“So in terms of pushing myself and what we changed, I was playing two instruments – two core instruments – so it was a lot of work. It was also really new; I’d never recorded that much guitar, to that extent, and I played a bit of acoustic guitar on there as well, just to layer it up, whereas Dean would have handled all of that before. So it took a lot more responsibility this time.”
So what made now the right time for Muncie Girls to become an allegorical four-piece (they’re a proper quartet on stage, mind you, with Shit Present leader Iona Cairns taking the reigns on bass) in the studio?
“I wrote these songs with it in mind that I was going to be playing them on the guitar,” Hekt says. “And the potential that we’d have two guitars in the band when we played live meant we could really experiment with loads on the recordings. The whole thing was just really exciting for us.

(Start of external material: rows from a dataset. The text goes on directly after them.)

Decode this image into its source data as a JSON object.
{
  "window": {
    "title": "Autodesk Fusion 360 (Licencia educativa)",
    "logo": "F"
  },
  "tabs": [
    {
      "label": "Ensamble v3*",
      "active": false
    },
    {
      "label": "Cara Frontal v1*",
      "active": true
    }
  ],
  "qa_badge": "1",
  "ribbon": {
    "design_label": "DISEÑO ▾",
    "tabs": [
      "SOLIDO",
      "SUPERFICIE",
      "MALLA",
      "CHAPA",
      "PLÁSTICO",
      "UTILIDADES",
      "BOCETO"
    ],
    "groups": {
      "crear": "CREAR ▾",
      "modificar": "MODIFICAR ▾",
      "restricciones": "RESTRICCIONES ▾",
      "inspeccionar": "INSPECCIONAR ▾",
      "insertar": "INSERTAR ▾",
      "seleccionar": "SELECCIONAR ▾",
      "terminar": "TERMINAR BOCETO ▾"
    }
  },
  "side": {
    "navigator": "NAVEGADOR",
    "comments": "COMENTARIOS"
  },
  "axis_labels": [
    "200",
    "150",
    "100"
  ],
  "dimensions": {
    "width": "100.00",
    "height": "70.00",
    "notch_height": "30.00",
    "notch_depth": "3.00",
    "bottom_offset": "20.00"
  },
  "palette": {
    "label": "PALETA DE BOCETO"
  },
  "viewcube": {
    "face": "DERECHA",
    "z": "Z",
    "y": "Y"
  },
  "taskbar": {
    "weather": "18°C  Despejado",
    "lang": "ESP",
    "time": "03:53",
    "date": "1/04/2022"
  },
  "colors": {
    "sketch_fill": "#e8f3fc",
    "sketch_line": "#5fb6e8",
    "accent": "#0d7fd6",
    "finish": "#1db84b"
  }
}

“After touring From Caplan To Belsize, I realised how much I really wanted to play the guitar while I was singing. Because it doesn’t feel as satisfying, playing the songs you’ve written if you’re playing them on bass, because there’s a lot of conflicting rhythms that go against what you’re singing. It’s satisfying being able to get a hold of that, and being able to play one rhythm on the bass and sing a completely different rhythm – it’s definitely an achievement – but it’s not how I wrote the songs, so it doesn’t feel as authentic for me.”
Hekt’s go-to piece of kit – alongside a “really nice version of” a Gibson Les Paul – is a vintage Gretsch Electromatic solidbody, decked out with a Bigsby tailpiece. It’s a stunning little chip of metal and mahogany, its origins lying in a sweet ambassador deal the band inked with the archtop icons.
“They just gave me free reign of the website,” Hekt chuckles, “So I honestly picked it almost purely on looks. I have a Gretsch baritone with a Bigsby in it, which I played on ‘Social Side’ [on From Caplan To Belsize] and I loved the way that guitar looked and sounded, so it was a pretty easy choice for me.”
“If it slots into this interview nicely,” Hekt leaves us, her voice swelling with pride, “I would like to say that I played my first ever guitar solo on this record – it’s in the song ‘High’, which I was so happy about!”